How to complete this task: A verbatim copy of the records below, pictures omitted, is the task.

(Beginning of Given data)

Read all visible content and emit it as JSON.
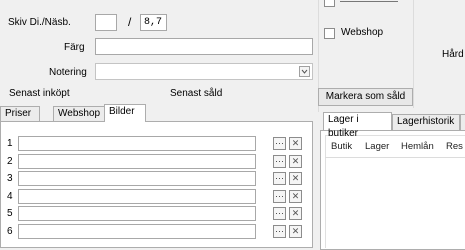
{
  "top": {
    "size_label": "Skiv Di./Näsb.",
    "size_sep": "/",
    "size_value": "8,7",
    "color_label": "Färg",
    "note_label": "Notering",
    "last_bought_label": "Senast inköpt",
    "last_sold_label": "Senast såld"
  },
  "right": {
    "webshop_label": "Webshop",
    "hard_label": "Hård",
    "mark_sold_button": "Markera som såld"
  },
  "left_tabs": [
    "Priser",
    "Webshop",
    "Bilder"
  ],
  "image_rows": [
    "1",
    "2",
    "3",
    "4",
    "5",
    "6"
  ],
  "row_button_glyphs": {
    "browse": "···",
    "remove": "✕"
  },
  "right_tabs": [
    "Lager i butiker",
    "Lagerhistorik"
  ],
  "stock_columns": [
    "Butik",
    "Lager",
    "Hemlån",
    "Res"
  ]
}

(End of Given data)

Task response:
Read all visible content and emit it as JSON.
{
  "top": {
    "size_label": "Skiv Di./Näsb.",
    "size_sep": "/",
    "size_value": "8,7",
    "color_label": "Färg",
    "note_label": "Notering",
    "last_bought_label": "Senast inköpt",
    "last_sold_label": "Senast såld"
  },
  "right": {
    "webshop_label": "Webshop",
    "hard_label": "Hård",
    "mark_sold_button": "Markera som såld"
  },
  "left_tabs": [
    "Priser",
    "Webshop",
    "Bilder"
  ],
  "image_rows": [
    "1",
    "2",
    "3",
    "4",
    "5",
    "6"
  ],
  "row_button_glyphs": {
    "browse": "···",
    "remove": "✕"
  },
  "right_tabs": [
    "Lager i butiker",
    "Lagerhistorik"
  ],
  "stock_columns": [
    "Butik",
    "Lager",
    "Hemlån",
    "Res"
  ]
}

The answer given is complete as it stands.